[Website and app data records]
* * * * * * * * *

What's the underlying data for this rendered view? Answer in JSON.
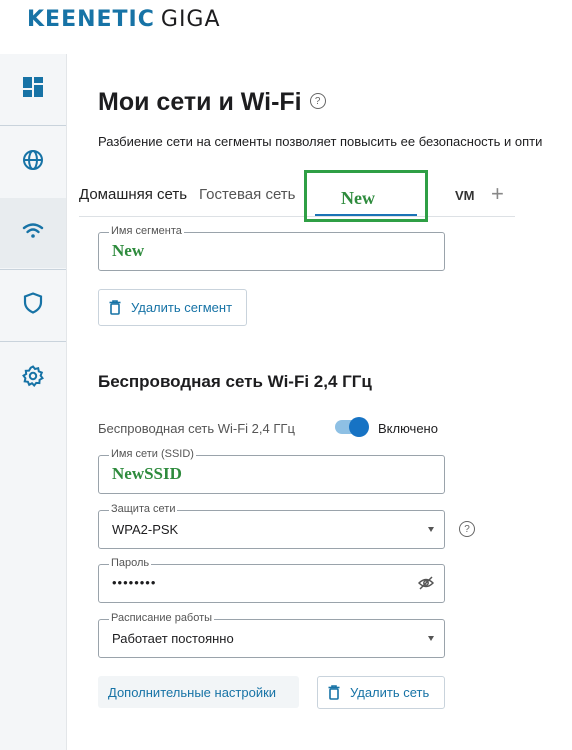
{
  "brand": {
    "name": "KEENETIC",
    "model": "GIGA"
  },
  "sidebar": {
    "items": [
      {
        "name": "dashboard",
        "icon": "dashboard-icon"
      },
      {
        "name": "internet",
        "icon": "globe-icon"
      },
      {
        "name": "wifi",
        "icon": "wifi-icon",
        "active": true
      },
      {
        "name": "security",
        "icon": "shield-icon"
      },
      {
        "name": "settings",
        "icon": "gear-icon"
      }
    ]
  },
  "page": {
    "title": "Мои сети и Wi-Fi",
    "help_icon": "?",
    "description": "Разбиение сети на сегменты позволяет повысить ее безопасность и опти"
  },
  "tabs": [
    {
      "label": "Домашняя сеть"
    },
    {
      "label": "Гостевая сеть"
    },
    {
      "label": "New",
      "active": true
    },
    {
      "label": "VM"
    }
  ],
  "tab_add": "+",
  "segment": {
    "name_legend": "Имя сегмента",
    "name_value": "New",
    "delete_label": "Удалить сегмент"
  },
  "wifi": {
    "section_title": "Беспроводная сеть Wi-Fi 2,4 ГГц",
    "toggle_label": "Беспроводная сеть Wi-Fi 2,4 ГГц",
    "toggle_state": "Включено",
    "toggle_on": true,
    "ssid_legend": "Имя сети (SSID)",
    "ssid_value": "NewSSID",
    "security_legend": "Защита сети",
    "security_value": "WPA2-PSK",
    "password_legend": "Пароль",
    "password_value": "••••••••",
    "schedule_legend": "Расписание работы",
    "schedule_value": "Работает постоянно",
    "advanced_label": "Дополнительные настройки",
    "delete_network_label": "Удалить сеть"
  },
  "colors": {
    "accent": "#1773a6",
    "highlight": "#2f9f45",
    "green_text": "#2e8b3d"
  }
}
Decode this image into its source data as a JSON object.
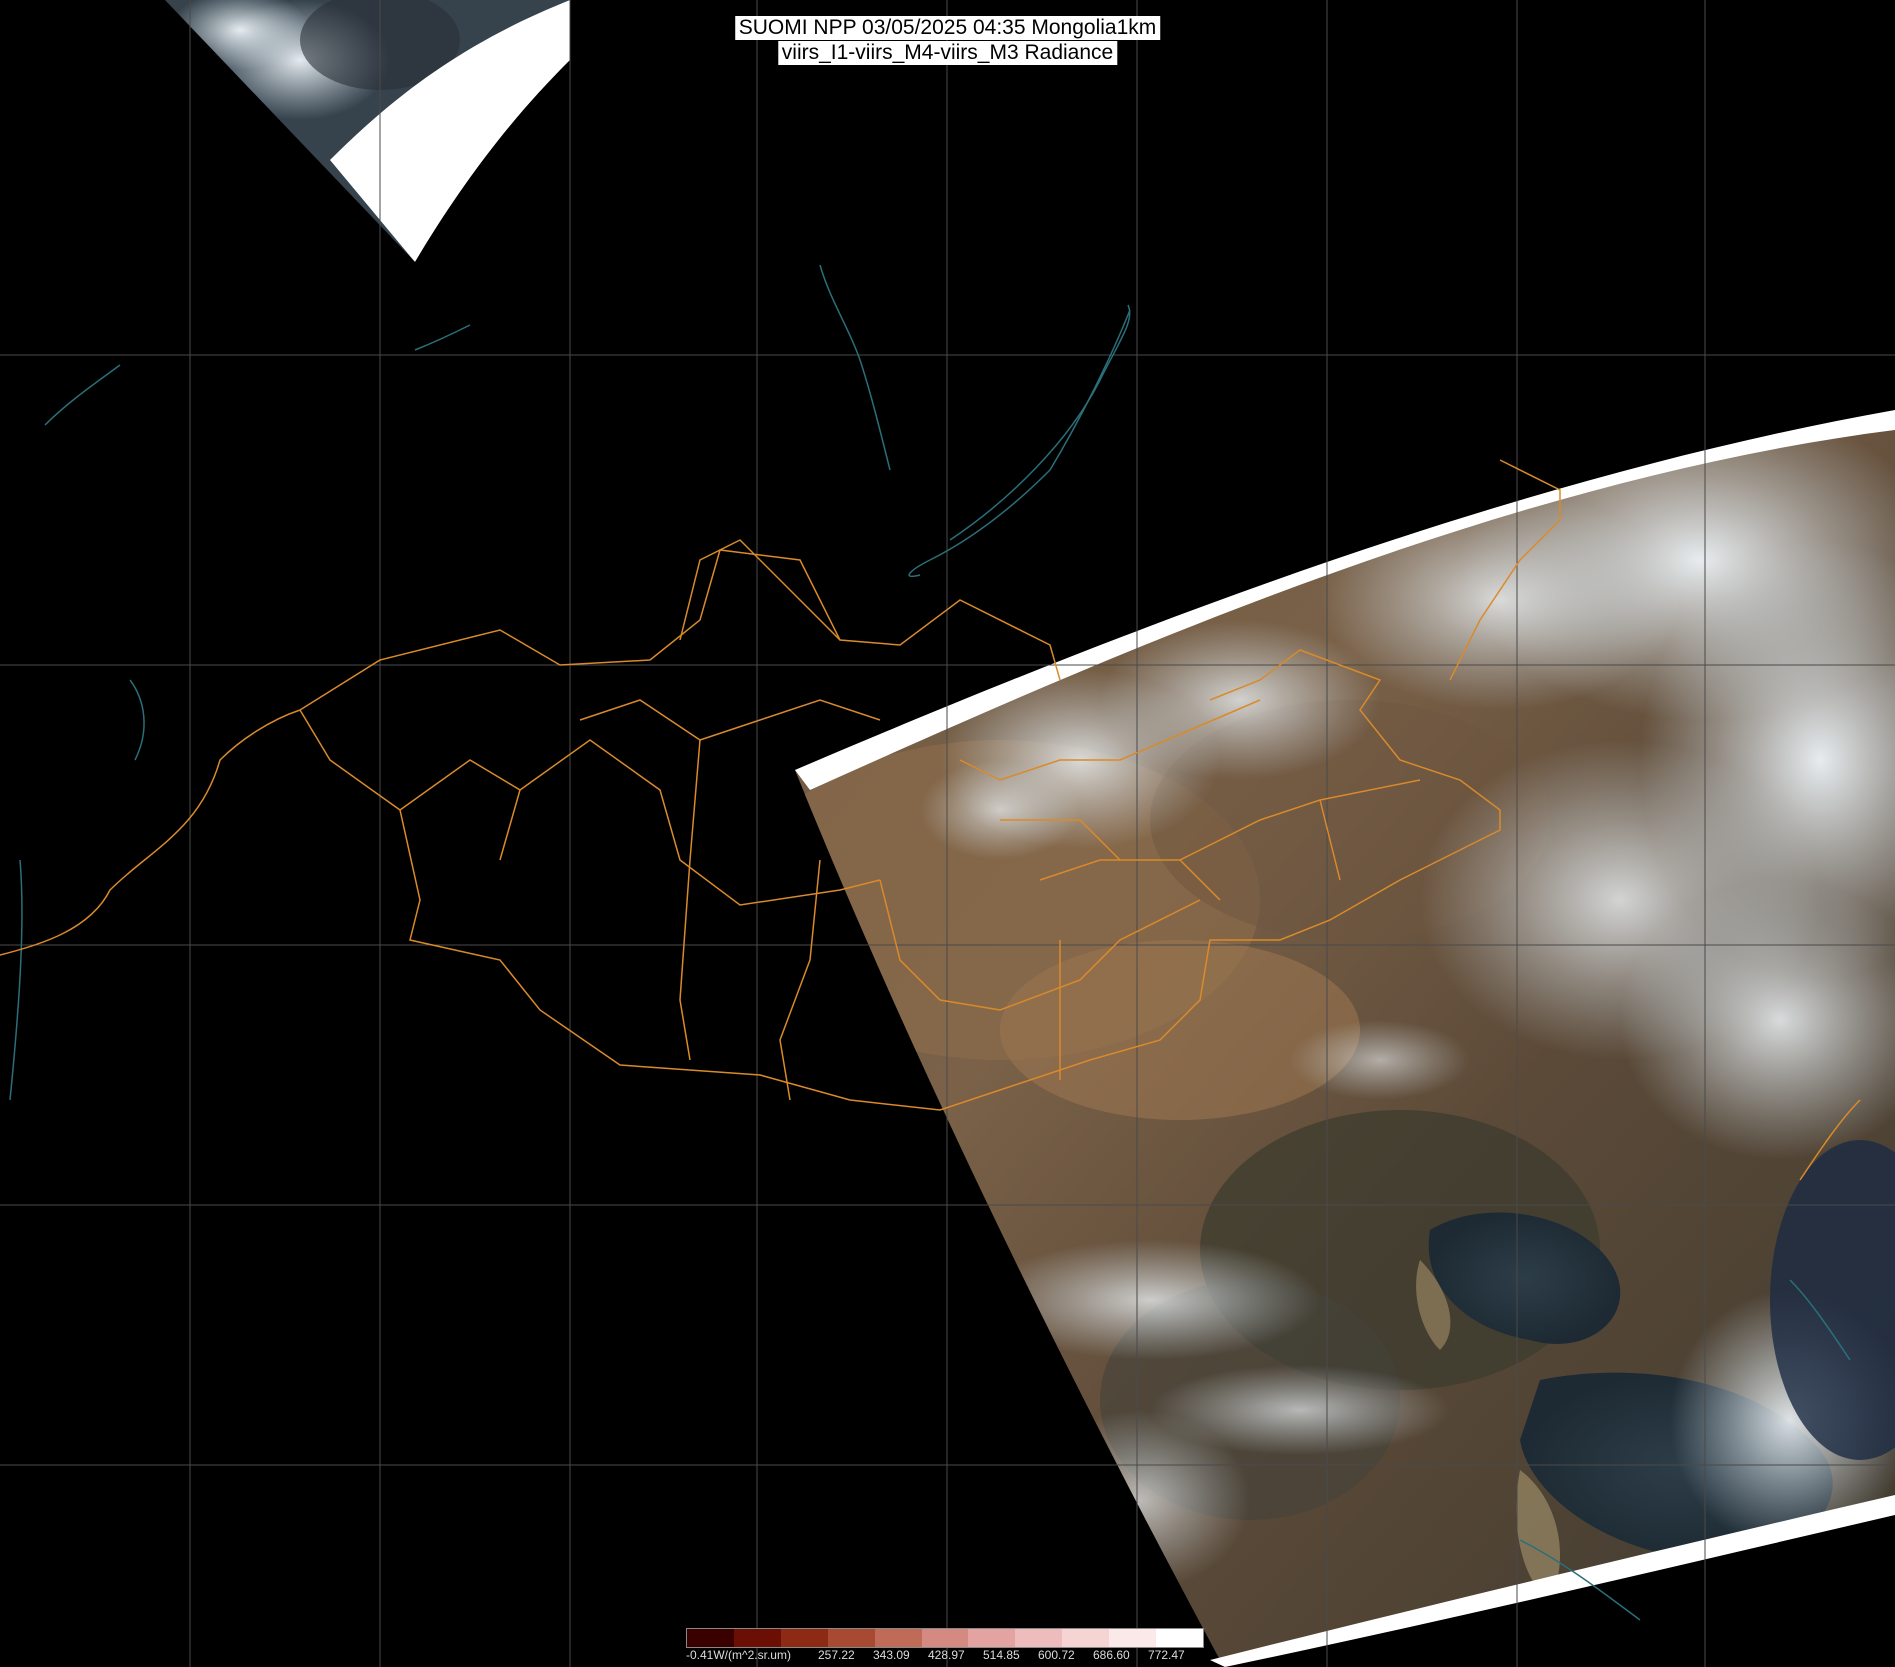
{
  "title": {
    "line1": "SUOMI NPP 03/05/2025 04:35 Mongolia1km",
    "line2": "viirs_I1-viirs_M4-viirs_M3 Radiance"
  },
  "colors": {
    "background": "#000000",
    "grid": "#4a4a4a",
    "borders": "#d98a2b",
    "coast": "#2a6f7a",
    "swath_edge": "#ffffff"
  },
  "legend": {
    "colors": [
      "#3a0000",
      "#6b0f05",
      "#8c2a14",
      "#a84a32",
      "#c06a58",
      "#d48a80",
      "#e3a3a0",
      "#eebcbc",
      "#f6d4d4",
      "#fbe8e8",
      "#ffffff"
    ],
    "labels": [
      "-0.41W/(m^2.sr.um)",
      "257.22",
      "343.09",
      "428.97",
      "514.85",
      "600.72",
      "686.60",
      "772.47"
    ]
  }
}
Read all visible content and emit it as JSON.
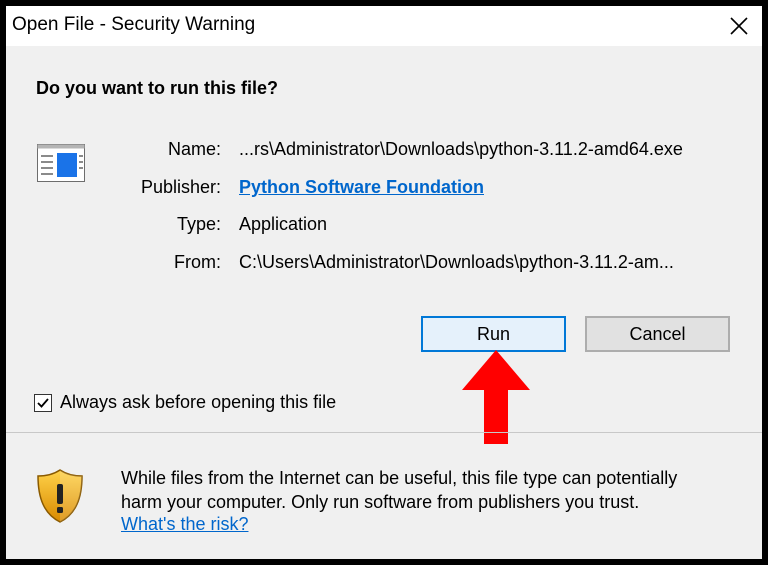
{
  "window": {
    "title": "Open File - Security Warning",
    "question": "Do you want to run this file?"
  },
  "file_info": {
    "name_label": "Name:",
    "name_value": "...rs\\Administrator\\Downloads\\python-3.11.2-amd64.exe",
    "publisher_label": "Publisher:",
    "publisher_value": "Python Software Foundation",
    "type_label": "Type:",
    "type_value": "Application",
    "from_label": "From:",
    "from_value": "C:\\Users\\Administrator\\Downloads\\python-3.11.2-am..."
  },
  "buttons": {
    "run_label": "Run",
    "cancel_label": "Cancel"
  },
  "checkbox": {
    "label": "Always ask before opening this file",
    "checked": true
  },
  "warning": {
    "line1": "While files from the Internet can be useful, this file type can potentially",
    "line2": "harm your computer. Only run software from publishers you trust.",
    "link_label": "What's the risk?"
  },
  "icons": {
    "close": "close-icon",
    "file": "application-file-icon",
    "arrow": "red-arrow-up-icon",
    "shield": "security-shield-icon"
  },
  "colors": {
    "link": "#0066cc",
    "run_border": "#0078d7",
    "run_bg": "#e5f1fb",
    "arrow": "#ff0000",
    "shield": "#f0a800"
  }
}
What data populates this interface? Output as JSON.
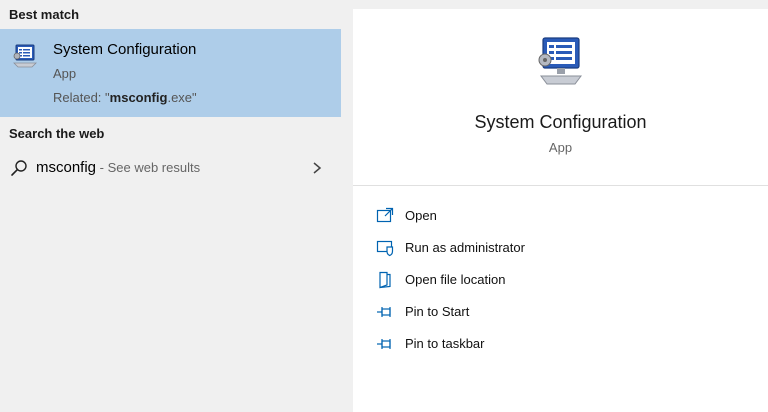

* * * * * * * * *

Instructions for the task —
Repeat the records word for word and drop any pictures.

Exercise result —
What's the underlying data for this rendered view? Answer in JSON.
{
  "brand": {
    "name": "KEENETIC",
    "model": "GIGA"
  },
  "sidebar": {
    "items": [
      {
        "name": "dashboard",
        "icon": "dashboard-icon"
      },
      {
        "name": "internet",
        "icon": "globe-icon"
      },
      {
        "name": "wifi",
        "icon": "wifi-icon",
        "active": true
      },
      {
        "name": "security",
        "icon": "shield-icon"
      },
      {
        "name": "settings",
        "icon": "gear-icon"
      }
    ]
  },
  "page": {
    "title": "Мои сети и Wi-Fi",
    "help_icon": "?",
    "description": "Разбиение сети на сегменты позволяет повысить ее безопасность и опти"
  },
  "tabs": [
    {
      "label": "Домашняя сеть"
    },
    {
      "label": "Гостевая сеть"
    },
    {
      "label": "New",
      "active": true
    },
    {
      "label": "VM"
    }
  ],
  "tab_add": "+",
  "segment": {
    "name_legend": "Имя сегмента",
    "name_value": "New",
    "delete_label": "Удалить сегмент"
  },
  "wifi": {
    "section_title": "Беспроводная сеть Wi-Fi 2,4 ГГц",
    "toggle_label": "Беспроводная сеть Wi-Fi 2,4 ГГц",
    "toggle_state": "Включено",
    "toggle_on": true,
    "ssid_legend": "Имя сети (SSID)",
    "ssid_value": "NewSSID",
    "security_legend": "Защита сети",
    "security_value": "WPA2-PSK",
    "password_legend": "Пароль",
    "password_value": "••••••••",
    "schedule_legend": "Расписание работы",
    "schedule_value": "Работает постоянно",
    "advanced_label": "Дополнительные настройки",
    "delete_network_label": "Удалить сеть"
  },
  "colors": {
    "accent": "#1773a6",
    "highlight": "#2f9f45",
    "green_text": "#2e8b3d"
  }
}
Decode this image into its source data as a JSON object.
{
  "title": {
    "line1": "SUOMI NPP 03/05/2025 04:35 Mongolia1km",
    "line2": "viirs_I1-viirs_M4-viirs_M3 Radiance"
  },
  "colors": {
    "background": "#000000",
    "grid": "#4a4a4a",
    "borders": "#d98a2b",
    "coast": "#2a6f7a",
    "swath_edge": "#ffffff"
  },
  "legend": {
    "colors": [
      "#3a0000",
      "#6b0f05",
      "#8c2a14",
      "#a84a32",
      "#c06a58",
      "#d48a80",
      "#e3a3a0",
      "#eebcbc",
      "#f6d4d4",
      "#fbe8e8",
      "#ffffff"
    ],
    "labels": [
      "-0.41W/(m^2.sr.um)",
      "257.22",
      "343.09",
      "428.97",
      "514.85",
      "600.72",
      "686.60",
      "772.47"
    ]
  }
}
Read all visible content and emit it as JSON.
{
  "window": {
    "title": "Open File - Security Warning",
    "question": "Do you want to run this file?"
  },
  "file_info": {
    "name_label": "Name:",
    "name_value": "...rs\\Administrator\\Downloads\\python-3.11.2-amd64.exe",
    "publisher_label": "Publisher:",
    "publisher_value": "Python Software Foundation",
    "type_label": "Type:",
    "type_value": "Application",
    "from_label": "From:",
    "from_value": "C:\\Users\\Administrator\\Downloads\\python-3.11.2-am..."
  },
  "buttons": {
    "run_label": "Run",
    "cancel_label": "Cancel"
  },
  "checkbox": {
    "label": "Always ask before opening this file",
    "checked": true
  },
  "warning": {
    "line1": "While files from the Internet can be useful, this file type can potentially",
    "line2": "harm your computer. Only run software from publishers you trust.",
    "link_label": "What's the risk?"
  },
  "icons": {
    "close": "close-icon",
    "file": "application-file-icon",
    "arrow": "red-arrow-up-icon",
    "shield": "security-shield-icon"
  },
  "colors": {
    "link": "#0066cc",
    "run_border": "#0078d7",
    "run_bg": "#e5f1fb",
    "arrow": "#ff0000",
    "shield": "#f0a800"
  }
}
What data populates this interface? Output as JSON.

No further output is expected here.